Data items
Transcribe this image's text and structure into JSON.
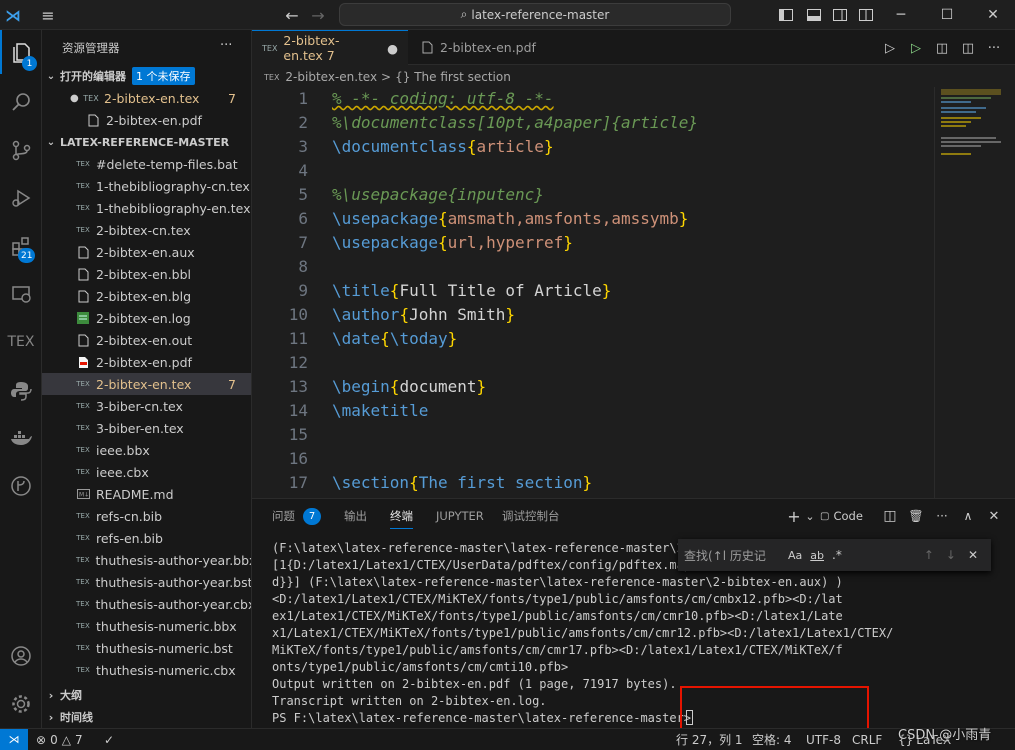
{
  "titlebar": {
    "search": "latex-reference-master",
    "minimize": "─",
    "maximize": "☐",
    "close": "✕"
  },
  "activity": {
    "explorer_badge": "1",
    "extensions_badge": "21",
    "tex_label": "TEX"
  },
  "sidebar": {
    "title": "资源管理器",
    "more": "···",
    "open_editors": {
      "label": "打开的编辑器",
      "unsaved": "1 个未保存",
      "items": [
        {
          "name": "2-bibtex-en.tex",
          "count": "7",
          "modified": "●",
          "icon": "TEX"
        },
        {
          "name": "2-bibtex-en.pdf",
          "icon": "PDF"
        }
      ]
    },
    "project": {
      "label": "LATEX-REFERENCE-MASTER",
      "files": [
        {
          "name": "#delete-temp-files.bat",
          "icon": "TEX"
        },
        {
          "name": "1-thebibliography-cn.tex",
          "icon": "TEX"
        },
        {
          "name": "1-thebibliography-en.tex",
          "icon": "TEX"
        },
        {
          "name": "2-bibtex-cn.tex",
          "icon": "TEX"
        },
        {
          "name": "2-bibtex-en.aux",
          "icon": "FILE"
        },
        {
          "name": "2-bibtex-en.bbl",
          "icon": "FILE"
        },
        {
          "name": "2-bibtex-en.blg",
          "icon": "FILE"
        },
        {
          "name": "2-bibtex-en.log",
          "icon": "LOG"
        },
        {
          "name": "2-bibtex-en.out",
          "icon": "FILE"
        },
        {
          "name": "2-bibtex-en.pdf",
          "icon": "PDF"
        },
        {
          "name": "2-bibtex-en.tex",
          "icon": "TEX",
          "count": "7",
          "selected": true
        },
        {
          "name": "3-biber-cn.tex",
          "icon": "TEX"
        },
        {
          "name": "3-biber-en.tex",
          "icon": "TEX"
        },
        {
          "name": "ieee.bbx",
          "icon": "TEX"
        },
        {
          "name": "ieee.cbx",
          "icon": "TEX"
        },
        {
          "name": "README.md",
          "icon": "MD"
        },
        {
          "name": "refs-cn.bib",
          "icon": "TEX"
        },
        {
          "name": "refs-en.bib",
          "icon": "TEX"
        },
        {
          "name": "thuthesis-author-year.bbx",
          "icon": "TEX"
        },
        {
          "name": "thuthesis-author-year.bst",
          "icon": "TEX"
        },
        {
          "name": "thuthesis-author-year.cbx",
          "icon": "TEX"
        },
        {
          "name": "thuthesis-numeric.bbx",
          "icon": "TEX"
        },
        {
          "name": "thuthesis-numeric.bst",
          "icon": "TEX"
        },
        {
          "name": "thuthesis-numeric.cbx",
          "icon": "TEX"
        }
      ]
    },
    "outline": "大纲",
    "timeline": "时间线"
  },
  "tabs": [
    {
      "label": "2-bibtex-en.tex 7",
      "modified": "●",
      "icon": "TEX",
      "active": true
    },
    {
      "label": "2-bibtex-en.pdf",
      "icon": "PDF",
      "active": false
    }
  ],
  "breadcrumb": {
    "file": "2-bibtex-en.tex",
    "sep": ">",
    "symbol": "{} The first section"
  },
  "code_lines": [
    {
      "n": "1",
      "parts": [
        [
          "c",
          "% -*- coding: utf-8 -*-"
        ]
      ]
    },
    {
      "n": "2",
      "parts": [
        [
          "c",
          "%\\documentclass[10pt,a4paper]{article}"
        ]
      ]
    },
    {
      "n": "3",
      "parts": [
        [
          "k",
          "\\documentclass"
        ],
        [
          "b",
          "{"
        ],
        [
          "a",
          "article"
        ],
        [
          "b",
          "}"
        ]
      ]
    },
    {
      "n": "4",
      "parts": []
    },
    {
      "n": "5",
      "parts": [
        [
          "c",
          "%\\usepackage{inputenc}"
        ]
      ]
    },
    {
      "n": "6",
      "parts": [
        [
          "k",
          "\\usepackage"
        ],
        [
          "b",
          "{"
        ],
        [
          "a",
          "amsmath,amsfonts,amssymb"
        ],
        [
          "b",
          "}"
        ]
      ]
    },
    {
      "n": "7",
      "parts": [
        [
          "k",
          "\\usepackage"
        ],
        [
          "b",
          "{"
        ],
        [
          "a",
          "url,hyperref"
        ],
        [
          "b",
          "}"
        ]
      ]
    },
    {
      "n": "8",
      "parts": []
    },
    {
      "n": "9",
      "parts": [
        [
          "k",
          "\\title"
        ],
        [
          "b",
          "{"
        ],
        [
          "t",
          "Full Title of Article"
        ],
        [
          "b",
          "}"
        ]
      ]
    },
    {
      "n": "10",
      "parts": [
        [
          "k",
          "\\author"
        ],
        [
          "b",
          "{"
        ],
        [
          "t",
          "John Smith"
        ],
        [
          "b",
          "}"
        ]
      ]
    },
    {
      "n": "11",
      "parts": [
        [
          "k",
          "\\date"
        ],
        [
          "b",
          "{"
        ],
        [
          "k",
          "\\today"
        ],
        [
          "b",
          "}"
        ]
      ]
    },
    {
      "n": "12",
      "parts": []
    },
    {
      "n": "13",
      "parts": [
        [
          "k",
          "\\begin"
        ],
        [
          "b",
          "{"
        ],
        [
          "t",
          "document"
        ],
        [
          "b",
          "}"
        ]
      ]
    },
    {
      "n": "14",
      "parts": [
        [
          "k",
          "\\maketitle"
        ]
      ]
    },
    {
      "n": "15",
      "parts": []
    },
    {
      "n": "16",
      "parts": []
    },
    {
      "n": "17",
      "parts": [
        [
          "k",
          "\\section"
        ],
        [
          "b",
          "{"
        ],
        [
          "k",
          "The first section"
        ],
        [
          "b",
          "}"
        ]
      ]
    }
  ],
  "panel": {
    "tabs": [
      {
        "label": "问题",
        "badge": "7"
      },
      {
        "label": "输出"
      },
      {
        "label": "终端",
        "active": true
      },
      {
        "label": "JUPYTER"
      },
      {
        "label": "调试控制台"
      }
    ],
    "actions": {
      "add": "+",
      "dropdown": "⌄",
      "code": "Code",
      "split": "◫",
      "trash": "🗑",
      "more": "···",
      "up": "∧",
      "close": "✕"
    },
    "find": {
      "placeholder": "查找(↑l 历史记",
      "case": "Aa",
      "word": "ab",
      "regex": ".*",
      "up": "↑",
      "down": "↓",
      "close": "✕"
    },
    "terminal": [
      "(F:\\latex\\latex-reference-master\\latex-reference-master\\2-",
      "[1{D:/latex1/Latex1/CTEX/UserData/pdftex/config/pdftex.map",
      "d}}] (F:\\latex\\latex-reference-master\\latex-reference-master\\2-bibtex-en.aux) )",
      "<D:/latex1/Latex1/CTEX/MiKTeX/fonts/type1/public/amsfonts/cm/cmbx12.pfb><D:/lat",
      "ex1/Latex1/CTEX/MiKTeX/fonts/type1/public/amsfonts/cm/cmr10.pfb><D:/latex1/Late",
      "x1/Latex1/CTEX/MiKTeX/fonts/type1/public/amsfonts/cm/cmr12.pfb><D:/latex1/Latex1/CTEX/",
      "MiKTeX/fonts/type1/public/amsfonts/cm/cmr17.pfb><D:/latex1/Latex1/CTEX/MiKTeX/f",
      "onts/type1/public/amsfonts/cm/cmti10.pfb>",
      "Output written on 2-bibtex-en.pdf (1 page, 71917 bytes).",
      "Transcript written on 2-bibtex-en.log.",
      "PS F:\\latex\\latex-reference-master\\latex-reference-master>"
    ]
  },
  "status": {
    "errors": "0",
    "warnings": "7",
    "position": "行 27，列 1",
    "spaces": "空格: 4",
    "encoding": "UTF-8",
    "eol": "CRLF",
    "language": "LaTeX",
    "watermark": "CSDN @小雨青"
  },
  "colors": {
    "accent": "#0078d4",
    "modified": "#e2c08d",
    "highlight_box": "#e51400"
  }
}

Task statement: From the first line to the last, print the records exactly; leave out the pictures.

Output below:
Transcribe this image's text and structure into JSON.
{
  "titlebar": {
    "search": "latex-reference-master",
    "minimize": "─",
    "maximize": "☐",
    "close": "✕"
  },
  "activity": {
    "explorer_badge": "1",
    "extensions_badge": "21",
    "tex_label": "TEX"
  },
  "sidebar": {
    "title": "资源管理器",
    "more": "···",
    "open_editors": {
      "label": "打开的编辑器",
      "unsaved": "1 个未保存",
      "items": [
        {
          "name": "2-bibtex-en.tex",
          "count": "7",
          "modified": "●",
          "icon": "TEX"
        },
        {
          "name": "2-bibtex-en.pdf",
          "icon": "PDF"
        }
      ]
    },
    "project": {
      "label": "LATEX-REFERENCE-MASTER",
      "files": [
        {
          "name": "#delete-temp-files.bat",
          "icon": "TEX"
        },
        {
          "name": "1-thebibliography-cn.tex",
          "icon": "TEX"
        },
        {
          "name": "1-thebibliography-en.tex",
          "icon": "TEX"
        },
        {
          "name": "2-bibtex-cn.tex",
          "icon": "TEX"
        },
        {
          "name": "2-bibtex-en.aux",
          "icon": "FILE"
        },
        {
          "name": "2-bibtex-en.bbl",
          "icon": "FILE"
        },
        {
          "name": "2-bibtex-en.blg",
          "icon": "FILE"
        },
        {
          "name": "2-bibtex-en.log",
          "icon": "LOG"
        },
        {
          "name": "2-bibtex-en.out",
          "icon": "FILE"
        },
        {
          "name": "2-bibtex-en.pdf",
          "icon": "PDF"
        },
        {
          "name": "2-bibtex-en.tex",
          "icon": "TEX",
          "count": "7",
          "selected": true
        },
        {
          "name": "3-biber-cn.tex",
          "icon": "TEX"
        },
        {
          "name": "3-biber-en.tex",
          "icon": "TEX"
        },
        {
          "name": "ieee.bbx",
          "icon": "TEX"
        },
        {
          "name": "ieee.cbx",
          "icon": "TEX"
        },
        {
          "name": "README.md",
          "icon": "MD"
        },
        {
          "name": "refs-cn.bib",
          "icon": "TEX"
        },
        {
          "name": "refs-en.bib",
          "icon": "TEX"
        },
        {
          "name": "thuthesis-author-year.bbx",
          "icon": "TEX"
        },
        {
          "name": "thuthesis-author-year.bst",
          "icon": "TEX"
        },
        {
          "name": "thuthesis-author-year.cbx",
          "icon": "TEX"
        },
        {
          "name": "thuthesis-numeric.bbx",
          "icon": "TEX"
        },
        {
          "name": "thuthesis-numeric.bst",
          "icon": "TEX"
        },
        {
          "name": "thuthesis-numeric.cbx",
          "icon": "TEX"
        }
      ]
    },
    "outline": "大纲",
    "timeline": "时间线"
  },
  "tabs": [
    {
      "label": "2-bibtex-en.tex 7",
      "modified": "●",
      "icon": "TEX",
      "active": true
    },
    {
      "label": "2-bibtex-en.pdf",
      "icon": "PDF",
      "active": false
    }
  ],
  "breadcrumb": {
    "file": "2-bibtex-en.tex",
    "sep": ">",
    "symbol": "{} The first section"
  },
  "code_lines": [
    {
      "n": "1",
      "parts": [
        [
          "c",
          "% -*- coding: utf-8 -*-"
        ]
      ]
    },
    {
      "n": "2",
      "parts": [
        [
          "c",
          "%\\documentclass[10pt,a4paper]{article}"
        ]
      ]
    },
    {
      "n": "3",
      "parts": [
        [
          "k",
          "\\documentclass"
        ],
        [
          "b",
          "{"
        ],
        [
          "a",
          "article"
        ],
        [
          "b",
          "}"
        ]
      ]
    },
    {
      "n": "4",
      "parts": []
    },
    {
      "n": "5",
      "parts": [
        [
          "c",
          "%\\usepackage{inputenc}"
        ]
      ]
    },
    {
      "n": "6",
      "parts": [
        [
          "k",
          "\\usepackage"
        ],
        [
          "b",
          "{"
        ],
        [
          "a",
          "amsmath,amsfonts,amssymb"
        ],
        [
          "b",
          "}"
        ]
      ]
    },
    {
      "n": "7",
      "parts": [
        [
          "k",
          "\\usepackage"
        ],
        [
          "b",
          "{"
        ],
        [
          "a",
          "url,hyperref"
        ],
        [
          "b",
          "}"
        ]
      ]
    },
    {
      "n": "8",
      "parts": []
    },
    {
      "n": "9",
      "parts": [
        [
          "k",
          "\\title"
        ],
        [
          "b",
          "{"
        ],
        [
          "t",
          "Full Title of Article"
        ],
        [
          "b",
          "}"
        ]
      ]
    },
    {
      "n": "10",
      "parts": [
        [
          "k",
          "\\author"
        ],
        [
          "b",
          "{"
        ],
        [
          "t",
          "John Smith"
        ],
        [
          "b",
          "}"
        ]
      ]
    },
    {
      "n": "11",
      "parts": [
        [
          "k",
          "\\date"
        ],
        [
          "b",
          "{"
        ],
        [
          "k",
          "\\today"
        ],
        [
          "b",
          "}"
        ]
      ]
    },
    {
      "n": "12",
      "parts": []
    },
    {
      "n": "13",
      "parts": [
        [
          "k",
          "\\begin"
        ],
        [
          "b",
          "{"
        ],
        [
          "t",
          "document"
        ],
        [
          "b",
          "}"
        ]
      ]
    },
    {
      "n": "14",
      "parts": [
        [
          "k",
          "\\maketitle"
        ]
      ]
    },
    {
      "n": "15",
      "parts": []
    },
    {
      "n": "16",
      "parts": []
    },
    {
      "n": "17",
      "parts": [
        [
          "k",
          "\\section"
        ],
        [
          "b",
          "{"
        ],
        [
          "k",
          "The first section"
        ],
        [
          "b",
          "}"
        ]
      ]
    }
  ],
  "panel": {
    "tabs": [
      {
        "label": "问题",
        "badge": "7"
      },
      {
        "label": "输出"
      },
      {
        "label": "终端",
        "active": true
      },
      {
        "label": "JUPYTER"
      },
      {
        "label": "调试控制台"
      }
    ],
    "actions": {
      "add": "+",
      "dropdown": "⌄",
      "code": "Code",
      "split": "◫",
      "trash": "🗑",
      "more": "···",
      "up": "∧",
      "close": "✕"
    },
    "find": {
      "placeholder": "查找(↑l 历史记",
      "case": "Aa",
      "word": "ab",
      "regex": ".*",
      "up": "↑",
      "down": "↓",
      "close": "✕"
    },
    "terminal": [
      "(F:\\latex\\latex-reference-master\\latex-reference-master\\2-",
      "[1{D:/latex1/Latex1/CTEX/UserData/pdftex/config/pdftex.map",
      "d}}] (F:\\latex\\latex-reference-master\\latex-reference-master\\2-bibtex-en.aux) )",
      "<D:/latex1/Latex1/CTEX/MiKTeX/fonts/type1/public/amsfonts/cm/cmbx12.pfb><D:/lat",
      "ex1/Latex1/CTEX/MiKTeX/fonts/type1/public/amsfonts/cm/cmr10.pfb><D:/latex1/Late",
      "x1/Latex1/CTEX/MiKTeX/fonts/type1/public/amsfonts/cm/cmr12.pfb><D:/latex1/Latex1/CTEX/",
      "MiKTeX/fonts/type1/public/amsfonts/cm/cmr17.pfb><D:/latex1/Latex1/CTEX/MiKTeX/f",
      "onts/type1/public/amsfonts/cm/cmti10.pfb>",
      "Output written on 2-bibtex-en.pdf (1 page, 71917 bytes).",
      "Transcript written on 2-bibtex-en.log.",
      "PS F:\\latex\\latex-reference-master\\latex-reference-master>"
    ]
  },
  "status": {
    "errors": "0",
    "warnings": "7",
    "position": "行 27，列 1",
    "spaces": "空格: 4",
    "encoding": "UTF-8",
    "eol": "CRLF",
    "language": "LaTeX",
    "watermark": "CSDN @小雨青"
  },
  "colors": {
    "accent": "#0078d4",
    "modified": "#e2c08d",
    "highlight_box": "#e51400"
  }
}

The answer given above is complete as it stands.